1. Freeze Leftovers and Batch Cook. Cook a meal as normal and then freeze leftovers in freezer-safe containers. You can also batch cook, meaning you made two or three of the same recipe at the same time for have lots of extras. When mealtime comes around, thaw in the fridge or microwave, heat through, and eat.

2. Prep Raw and Freeze. This is what we did in the class when making the stir-fry freezer meals. In this variation, raw ingredients are combined together in freezer bags, foil, or other containers and frozen. When ready to cook, the bag is thawed and the ingredients are dumped into a pot, slow cooker, etc. to cook.

3. Master Mix. Some ingredients can be cooked in advance, frozen, and used in a variety of recipes. This is common for meats you cook solo or add flavorings like onion and garlic. In the example of meat, frozen cooked ground meat can be used for chili, sloopy joes, goulash, etc. I use my slow cooker for a lot of meat, so they are very tender and fall off the bone, which lets me choose cheaper cuts.

4. Partial Meals. Use your freezer to keep parts of meals available for quick reheating. Like having precooked meat, half the work is done and will make for quick meals. For example, say you make spaghetti with meat sauce for a meal. Make extra meat sauce and freeze in small containers (without pasta). When you want that meal again, thaw and reheat the sauce and serve over newly cooked pasta.

Mix and Match Freezer Stir-Fry (6 servings)

4 cups frozen vegetables (without sauces or seasonings)
1 lb protein of choice (chicken breast, beef sirloin, shrimp, pork chop)


3 tablespoons less-sodium soy sauce
2 tablespoons brown sugar
1 tablespoon sesame oil (or vegetable oil)
3 cloves garlic minced
3/4 cup reduced-sodium, fat-free chicken broth
1 tablespoon cornstarch


1. Measure frozen vegetables into a gallon freezer safe bag.
2. Chop up protein into bit sized pieces. Place protein, along with 3-4 tablespoons of marinade in a sandwich sized bag. Seal bag and place in gallon sized bag with the frozen veggies.
3. Pour remaining marinade in a sandwich sized bag and place in gallon sized bag with protein and veggies. Remove as much air as you can and seal bag.

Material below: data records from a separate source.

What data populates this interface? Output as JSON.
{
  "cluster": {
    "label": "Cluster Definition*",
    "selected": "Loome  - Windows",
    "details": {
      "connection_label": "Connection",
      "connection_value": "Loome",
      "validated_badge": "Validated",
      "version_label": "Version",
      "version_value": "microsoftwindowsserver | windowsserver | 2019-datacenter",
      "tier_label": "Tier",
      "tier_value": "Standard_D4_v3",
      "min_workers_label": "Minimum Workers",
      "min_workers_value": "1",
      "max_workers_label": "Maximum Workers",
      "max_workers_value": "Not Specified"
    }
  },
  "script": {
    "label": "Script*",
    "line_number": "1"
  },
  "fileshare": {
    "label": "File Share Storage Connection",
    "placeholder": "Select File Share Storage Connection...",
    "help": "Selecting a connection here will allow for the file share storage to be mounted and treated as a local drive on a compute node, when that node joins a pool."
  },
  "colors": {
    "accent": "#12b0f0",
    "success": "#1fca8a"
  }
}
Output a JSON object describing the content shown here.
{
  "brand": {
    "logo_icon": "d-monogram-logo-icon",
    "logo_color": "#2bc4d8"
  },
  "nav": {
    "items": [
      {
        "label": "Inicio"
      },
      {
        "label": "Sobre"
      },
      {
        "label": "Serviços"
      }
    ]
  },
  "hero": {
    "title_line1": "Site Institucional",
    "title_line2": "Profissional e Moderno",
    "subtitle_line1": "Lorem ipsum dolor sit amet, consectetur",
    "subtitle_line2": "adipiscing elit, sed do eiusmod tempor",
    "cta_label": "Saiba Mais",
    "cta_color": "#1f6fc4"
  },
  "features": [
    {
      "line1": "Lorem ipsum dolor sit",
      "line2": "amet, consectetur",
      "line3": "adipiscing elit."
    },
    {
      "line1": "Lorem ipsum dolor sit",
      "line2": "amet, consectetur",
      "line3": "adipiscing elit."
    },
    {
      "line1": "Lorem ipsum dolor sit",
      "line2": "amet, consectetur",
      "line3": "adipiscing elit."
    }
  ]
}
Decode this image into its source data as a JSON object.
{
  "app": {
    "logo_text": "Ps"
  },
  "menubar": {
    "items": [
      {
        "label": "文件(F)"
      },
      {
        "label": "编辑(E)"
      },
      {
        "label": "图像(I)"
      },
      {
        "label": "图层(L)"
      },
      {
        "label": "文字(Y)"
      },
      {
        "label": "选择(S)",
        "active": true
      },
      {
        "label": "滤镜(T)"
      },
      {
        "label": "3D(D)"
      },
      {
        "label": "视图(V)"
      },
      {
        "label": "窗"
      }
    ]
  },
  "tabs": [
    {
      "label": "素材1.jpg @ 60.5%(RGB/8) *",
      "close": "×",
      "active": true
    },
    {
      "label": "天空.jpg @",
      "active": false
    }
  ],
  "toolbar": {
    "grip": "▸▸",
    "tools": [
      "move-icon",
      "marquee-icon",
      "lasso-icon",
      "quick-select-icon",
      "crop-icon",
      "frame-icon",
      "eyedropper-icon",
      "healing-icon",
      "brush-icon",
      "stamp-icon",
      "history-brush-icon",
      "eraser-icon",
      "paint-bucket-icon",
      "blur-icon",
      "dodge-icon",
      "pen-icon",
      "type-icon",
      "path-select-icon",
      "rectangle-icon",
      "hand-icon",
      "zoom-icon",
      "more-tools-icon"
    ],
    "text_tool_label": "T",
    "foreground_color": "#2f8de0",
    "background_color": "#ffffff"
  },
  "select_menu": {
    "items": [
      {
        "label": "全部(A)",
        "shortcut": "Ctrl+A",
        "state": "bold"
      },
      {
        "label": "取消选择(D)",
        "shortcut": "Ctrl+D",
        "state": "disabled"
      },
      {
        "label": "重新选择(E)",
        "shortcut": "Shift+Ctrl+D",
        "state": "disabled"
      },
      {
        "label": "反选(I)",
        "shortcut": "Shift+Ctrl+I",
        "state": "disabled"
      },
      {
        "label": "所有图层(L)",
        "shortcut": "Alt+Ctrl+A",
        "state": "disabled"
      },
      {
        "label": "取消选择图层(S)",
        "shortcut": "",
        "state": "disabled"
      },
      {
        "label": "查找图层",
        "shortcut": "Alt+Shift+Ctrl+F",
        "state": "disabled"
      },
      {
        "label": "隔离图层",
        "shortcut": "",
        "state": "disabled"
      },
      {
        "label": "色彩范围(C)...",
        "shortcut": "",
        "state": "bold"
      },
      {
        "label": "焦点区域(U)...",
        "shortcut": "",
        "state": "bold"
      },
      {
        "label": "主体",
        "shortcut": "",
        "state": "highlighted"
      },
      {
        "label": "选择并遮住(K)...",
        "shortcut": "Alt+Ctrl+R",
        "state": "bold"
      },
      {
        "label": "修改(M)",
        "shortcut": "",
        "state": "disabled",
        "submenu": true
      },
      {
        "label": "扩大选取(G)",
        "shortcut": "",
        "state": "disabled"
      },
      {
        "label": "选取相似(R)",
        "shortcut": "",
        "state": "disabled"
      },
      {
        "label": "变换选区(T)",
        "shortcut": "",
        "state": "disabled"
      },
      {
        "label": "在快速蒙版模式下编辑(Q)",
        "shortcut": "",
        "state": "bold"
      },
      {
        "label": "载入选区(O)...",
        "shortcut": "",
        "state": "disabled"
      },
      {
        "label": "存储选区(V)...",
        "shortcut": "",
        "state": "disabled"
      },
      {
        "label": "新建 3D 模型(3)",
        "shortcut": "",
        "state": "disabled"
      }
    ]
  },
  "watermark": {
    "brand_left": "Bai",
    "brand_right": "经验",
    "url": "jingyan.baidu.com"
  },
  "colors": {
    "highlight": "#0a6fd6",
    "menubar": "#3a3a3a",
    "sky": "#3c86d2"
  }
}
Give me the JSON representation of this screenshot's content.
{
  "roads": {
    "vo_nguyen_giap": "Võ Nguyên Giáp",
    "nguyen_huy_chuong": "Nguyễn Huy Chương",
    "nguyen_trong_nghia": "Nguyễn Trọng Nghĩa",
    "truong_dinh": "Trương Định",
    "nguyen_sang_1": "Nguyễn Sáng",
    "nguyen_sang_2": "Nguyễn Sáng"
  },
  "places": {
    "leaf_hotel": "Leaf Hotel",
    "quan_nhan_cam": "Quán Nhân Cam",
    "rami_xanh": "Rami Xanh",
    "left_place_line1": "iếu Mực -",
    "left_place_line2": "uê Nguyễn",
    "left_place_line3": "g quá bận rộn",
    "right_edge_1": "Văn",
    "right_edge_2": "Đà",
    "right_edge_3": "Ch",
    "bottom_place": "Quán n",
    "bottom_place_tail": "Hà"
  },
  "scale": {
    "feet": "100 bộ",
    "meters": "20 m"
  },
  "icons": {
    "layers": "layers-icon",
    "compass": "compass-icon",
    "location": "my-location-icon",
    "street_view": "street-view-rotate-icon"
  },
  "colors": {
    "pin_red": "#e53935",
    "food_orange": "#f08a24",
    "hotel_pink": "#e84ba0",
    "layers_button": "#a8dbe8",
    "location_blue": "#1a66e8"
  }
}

Place back in freezer until ready to make.

Stove Top:

1. Thaw at least 24 hours in refrigerator. In a large skillet with a little oil, cook protein for 5 minutes. (Cook shrimp for less time.)
2. Add veggies and the marinade to skillet and cook on medium-high, stirring occasionally, for 10-15 minutes.
3. While stir fry cooks, cook 1 1/2 cups of instant brown rice.

Nutrition analysis per serving (made with chicken breast and 1/4 cup dry rice, cooked): 250 calories, 5g fat, 410mg sodium, 28g carbohydrate, 21g protein

Today's post was written by Caitlin Huth. Caitlin Huth, MS, RD, is a registered dietitian and Nutrition & Wellness Educator serving DeWitt, Macon, and Piatt Counties. She teaches nutrition- and food-based lessons around heart health, food safety, diabetes, and others. In all classes, she encourages trying new foods, gaining confidence in healthy eating, and getting back into our kitchens.